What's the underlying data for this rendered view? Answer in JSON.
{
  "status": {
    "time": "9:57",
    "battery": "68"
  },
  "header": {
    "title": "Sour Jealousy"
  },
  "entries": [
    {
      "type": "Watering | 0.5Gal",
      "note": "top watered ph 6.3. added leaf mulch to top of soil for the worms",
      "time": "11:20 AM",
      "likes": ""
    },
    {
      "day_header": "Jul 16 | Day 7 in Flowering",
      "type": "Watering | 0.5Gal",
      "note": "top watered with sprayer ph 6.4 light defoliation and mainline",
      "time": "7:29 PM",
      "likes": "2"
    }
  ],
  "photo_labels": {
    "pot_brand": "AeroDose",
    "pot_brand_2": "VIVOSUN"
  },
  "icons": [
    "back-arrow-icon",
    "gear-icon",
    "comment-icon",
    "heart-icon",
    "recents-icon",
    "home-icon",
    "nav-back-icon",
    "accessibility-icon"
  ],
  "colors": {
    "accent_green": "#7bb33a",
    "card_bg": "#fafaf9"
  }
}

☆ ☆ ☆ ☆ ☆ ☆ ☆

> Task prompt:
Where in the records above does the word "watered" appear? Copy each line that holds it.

> Task response:
      "note": "top watered ph 6.3. added leaf mulch to top of soil for the worms",
      "note": "top watered with sprayer ph 6.4 light defoliation and mainline",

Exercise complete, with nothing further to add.